North Korea fires more artillery towards South

SEOUL (Reuters) - North Korea fired artillery toward a disputed sea border with its southern neighbor for the third straight day on Friday in a move seen by the South’s president as a ploy by Pyongyang to put pressure on regional powers.

North Korean leader Kim Jong-il (C) poses for photos on a road as he goes around to give field guidance about highways in North Pyongan Province, northwest of Pyongyang in this picture released by the North's KCNA news agency January 28, 2010. REUTERS/KCNA

President Lee Myung-bak also said the North’s troubled economy was reeling under U.N. sanctions to punish its nuclear test last year, but he added that the destitute state was nowhere near collapse and leader Kim Jong-il was firmly in charge.

“There was the sound of about 20 artillery rounds above North Korean waters near (the South’s) Yeonpyeong island,” an official with the military’s Joint Chiefs of Staff said by telephone.

The North has fed hundreds of rounds of artillery this week in the direction of a disputed naval border with the South that landed in the North’s waters. The firing along the heavily armed border lined with thousands of artillery pieces has not resulted in any injuries or damage.

Markets were spooked when the North began the live-fire artillery exercise on Wednesday and by Seoul’s decision to return fire. Shares in Seoul briefly retreated and the won fell against the dollar, but the moves were quickly reversed.

Market players said the subsequent days of artillery shooting have not had any significant impact on trading but served as a reminder of the risks of investing on the troubled peninsula.

Lee said the North may be firing to press its demands for talks on a peace deal with Washington to formally end the Korean War as a condition for it to end its year-long boycott of nuclear disarmament discussions.

“It’s being pushed hard to come to the six-way talks, and it could be a strategy to reach a peace treaty,” Lee said. “But this is simply not a very good method.”

The North has demanded talks with the United States to reach a peace treaty to replace the armistice that halted hostilities in the 1950-53 Korean War, which would then allow it to tap international financial institutions for aid.


The United States has said a peace treaty is only possible when the North ends its atomic ambitions, but that it can discuss the deal within the six-way nuclear talks that also include China, Japan, Russia and South Korea.

The U.S.-led United Nations forces signed the armistice at the end of the 1950-53 Korean War with North Korea and China.

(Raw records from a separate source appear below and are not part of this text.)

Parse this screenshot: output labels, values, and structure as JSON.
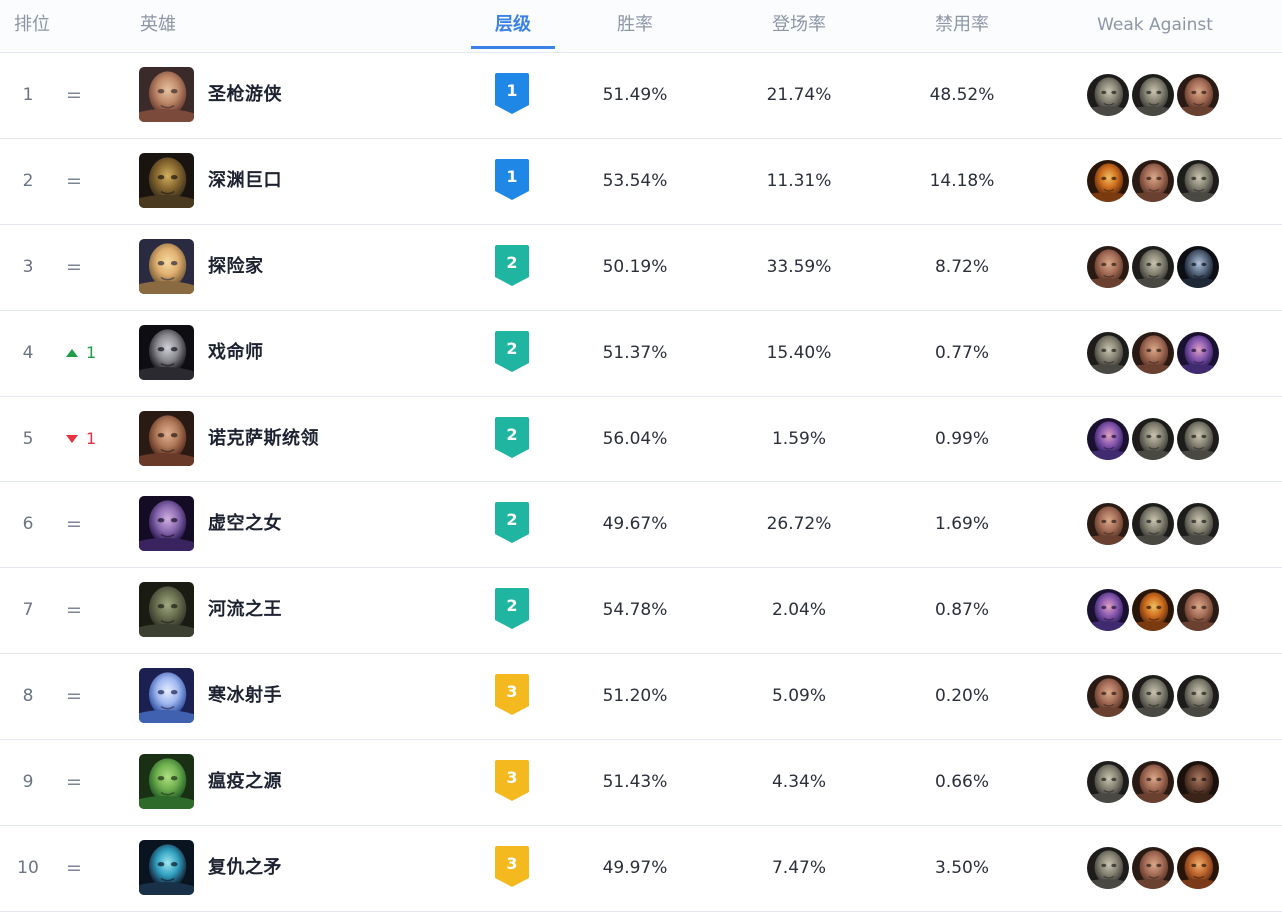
{
  "header": {
    "rank": "排位",
    "champion": "英雄",
    "tier": "层级",
    "win_rate": "胜率",
    "pick_rate": "登场率",
    "ban_rate": "禁用率",
    "weak_against": "Weak Against"
  },
  "colors": {
    "accent": "#3b82e6",
    "tier1": "#1f87e5",
    "tier2": "#1fb5a0",
    "tier3": "#f5b920",
    "up": "#1f9d46",
    "down": "#e53140"
  },
  "rows": [
    {
      "rank": "1",
      "trend": "eq",
      "symbol": "=",
      "change": "",
      "name": "圣枪游侠",
      "tier": "1",
      "win": "51.49%",
      "pick": "21.74%",
      "ban": "48.52%",
      "avatar_icon": "lucian-portrait",
      "weak": [
        "gray-beast-portrait",
        "gray-beast-portrait",
        "bald-man-portrait"
      ]
    },
    {
      "rank": "2",
      "trend": "eq",
      "symbol": "=",
      "change": "",
      "name": "深渊巨口",
      "tier": "1",
      "win": "53.54%",
      "pick": "11.31%",
      "ban": "14.18%",
      "avatar_icon": "kogmaw-portrait",
      "weak": [
        "orange-monster-portrait",
        "bald-man-portrait",
        "gray-beast-portrait"
      ]
    },
    {
      "rank": "3",
      "trend": "eq",
      "symbol": "=",
      "change": "",
      "name": "探险家",
      "tier": "2",
      "win": "50.19%",
      "pick": "33.59%",
      "ban": "8.72%",
      "avatar_icon": "ezreal-portrait",
      "weak": [
        "bald-man-portrait",
        "gray-beast-portrait",
        "dark-knight-portrait"
      ]
    },
    {
      "rank": "4",
      "trend": "up",
      "symbol": "",
      "change": "1",
      "name": "戏命师",
      "tier": "2",
      "win": "51.37%",
      "pick": "15.40%",
      "ban": "0.77%",
      "avatar_icon": "jhin-portrait",
      "weak": [
        "gray-beast-portrait",
        "bald-man-portrait",
        "purple-mage-portrait"
      ]
    },
    {
      "rank": "5",
      "trend": "down",
      "symbol": "",
      "change": "1",
      "name": "诺克萨斯统领",
      "tier": "2",
      "win": "56.04%",
      "pick": "1.59%",
      "ban": "0.99%",
      "avatar_icon": "swain-portrait",
      "weak": [
        "purple-mage-portrait",
        "gray-beast-portrait",
        "gray-beast-portrait"
      ]
    },
    {
      "rank": "6",
      "trend": "eq",
      "symbol": "=",
      "change": "",
      "name": "虚空之女",
      "tier": "2",
      "win": "49.67%",
      "pick": "26.72%",
      "ban": "1.69%",
      "avatar_icon": "kaisa-portrait",
      "weak": [
        "bald-man-portrait",
        "gray-beast-portrait",
        "gray-beast-portrait"
      ]
    },
    {
      "rank": "7",
      "trend": "eq",
      "symbol": "=",
      "change": "",
      "name": "河流之王",
      "tier": "2",
      "win": "54.78%",
      "pick": "2.04%",
      "ban": "0.87%",
      "avatar_icon": "tahm-kench-portrait",
      "weak": [
        "purple-mage-portrait",
        "orange-monster-portrait",
        "bald-man-portrait"
      ]
    },
    {
      "rank": "8",
      "trend": "eq",
      "symbol": "=",
      "change": "",
      "name": "寒冰射手",
      "tier": "3",
      "win": "51.20%",
      "pick": "5.09%",
      "ban": "0.20%",
      "avatar_icon": "ashe-portrait",
      "weak": [
        "bald-man-portrait",
        "gray-beast-portrait",
        "gray-beast-portrait"
      ]
    },
    {
      "rank": "9",
      "trend": "eq",
      "symbol": "=",
      "change": "",
      "name": "瘟疫之源",
      "tier": "3",
      "win": "51.43%",
      "pick": "4.34%",
      "ban": "0.66%",
      "avatar_icon": "twitch-portrait",
      "weak": [
        "gray-beast-portrait",
        "bald-man-portrait",
        "dark-man-portrait"
      ]
    },
    {
      "rank": "10",
      "trend": "eq",
      "symbol": "=",
      "change": "",
      "name": "复仇之矛",
      "tier": "3",
      "win": "49.97%",
      "pick": "7.47%",
      "ban": "3.50%",
      "avatar_icon": "kalista-portrait",
      "weak": [
        "gray-beast-portrait",
        "bald-man-portrait",
        "orange-man-portrait"
      ]
    }
  ]
}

“If a peace treaty is concluded through negotiations, confidence will be built between the DPRK (North Korea) and the U.S. to put an end to the hostile relations and give a strong impetus to the denuclearization of the peninsula,” the North’s ruling party newspaper said in a commentary.

The North’s wobbly economy was hit by currency controls its leaders imposed at the end of last year that sparked inflation, greatly decreased the purchasing power of its impoverished people and reportedly sparked unrest.

“Economically the North Korean society is faced with great difficulties, but that’s something that’s been going on for some time,” Lee said in Davos, Switzerland, where he is attending the World Economic Forum.

“So we don’t see that the North is in an extreme situation or on the verge of collapse,” said Lee, in an interview with the BBC that was made available by Lee’s office in Seoul on Friday.

The North’s reclusive leader Kim disappeared from public view in late 2008 and resurfaced months later from a suspected stroke, looking gaunt and markedly thinner, but South Korean officials have said his grip on power has remained firm.

Meeting China’s premier in October, Kim said his country was willing to return to aid-for-disarmament talks, but only if the conditions were right.

Additional reporting by Christine Kim and Shin Ji-eun; Editing by Jon Herskovitz and David Fox